International Dance Day is a moment in the calendar where everyone is invited to take part in an extremely enjoyable pastime, the art of dance, which is one of the earliest and longest-standing forms of entertainment and community activity known to humankind. Dance is one of the ultimate activities to destress, lose inhibitions, meet new people, and boost physical health. Even those with two left feet can take part in this annual tradition that encapsulates people around the globe, from professional dancers to individuals that would usually stand well back.
History of Dance Day
The art of dance has been a central ingredient in human life for at least 9,000 years, with everyone from tribespeople to professional entertainers showcasing their talents. Dance Day aims to celebrate a world of dance and encourages participants of all ability levels to take part in this true global celebration that breaks down barriers to bring people together.
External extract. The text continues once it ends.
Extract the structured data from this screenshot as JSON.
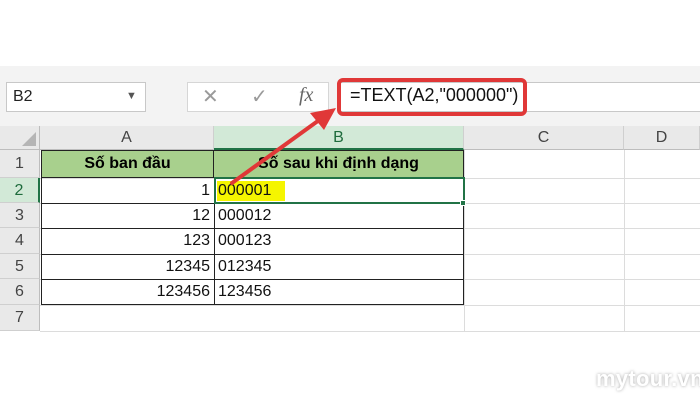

Every dance is welcomed with open arms from traditional ceremonial dances like the Haka, Rejang dance, and Kagura to modern street dance and jumpstyle electronic dance. It includes dances that are steeped in heritage as well as contemporary styles that borrow attributes from various sources.
Dance Day celebrates the free and unrestricted nature of dance, as well as the concepts of working together and celebrating cultural differences while also realizing that we are all united. Kizomba, jazz dance, American rhythm, Latin, ballet, and country dances can be enjoyed on the day by solo dancers, duets, small groups, or huge collectives. Dance is one of the best ways to introduce people to other traditions and can help people connect to others. The annual event serves as the flag-bearer for all of those features and more.
While the history of dance goes back thousands of years, the official Dance Day ceremonies only launched in 1982. The annual celebration is for amateurs and professionals, encouraging participants to enjoy their favorite styles and routines while simultaneously broadening their knowledge by embracing other dances and cultures. Dance Day itself is organized by Dance Committee of the International Theatre Institute (ITI), who are partnered to UNESCO. Each year’s celebration (excluding 1983; they were probably out watching Flashdance) includes a message from a special guest of honor. The inaugural message was provided by Henrik Neubauer, while other guests throughout the years have included Chetna Jalan, Germaine Acogny, Murray Lewis, Kazuo Ohno, Stephen Page, Sasha Waltz, Lin Hwai-min, and Trisha Brown.
Dance Day’s flagship event is a ceremonial gala held by the Executive Council of the International Theatre Institute. The venue for this showpiece ceremony changes each year, but the celebrations as a whole can be enjoyed by anybody, anywhere. The concept that dance is for everyone is the focal point in everything that the day stands for.
How to celebrate Dance Day
When looking for ways to enjoy Dance Day, the best advice comes from Lady Gaga. Just dance! Thousands of performances and hardcore dance fans may flock to the country of the Gala each year, but the whole point of the event is that it can be enjoyed by everyone in their own way. For members that are part of a group or class, this is the perfect to put on an event at the local hall or even on the street. Street performances can attract a lot of donations, especially when the Dance Day celebrations are promoted – just remember that sharing $100 between five people is a lot more enjoyable than splitting it between 43.
Ultimately, though, everyone has their personal relationship with the art of dance. There are literally no limitations to how Dance Day can be celebrated. Even individuals stuck at home can partake in the experiences of the day. Reading up on the traditions of a dance online can be supported by watching the latest addition to the Step Up franchise or learning new dance moves via video tutorials. The event is a great excuse to watch a local show or invest in new dance shoes too. After all, the true success of the event is that it encourages people to take dance more seriously in their day-to-day lives.
Whether the celebrations are enjoyed alone or with others, it’s never a bad idea to tune into the streams of the ceremony, or at least catch up on them later on. Another top tip for performers is to record some dances on this day and then revisit them next year. The progress that can be made in 12 months is mind-blowing.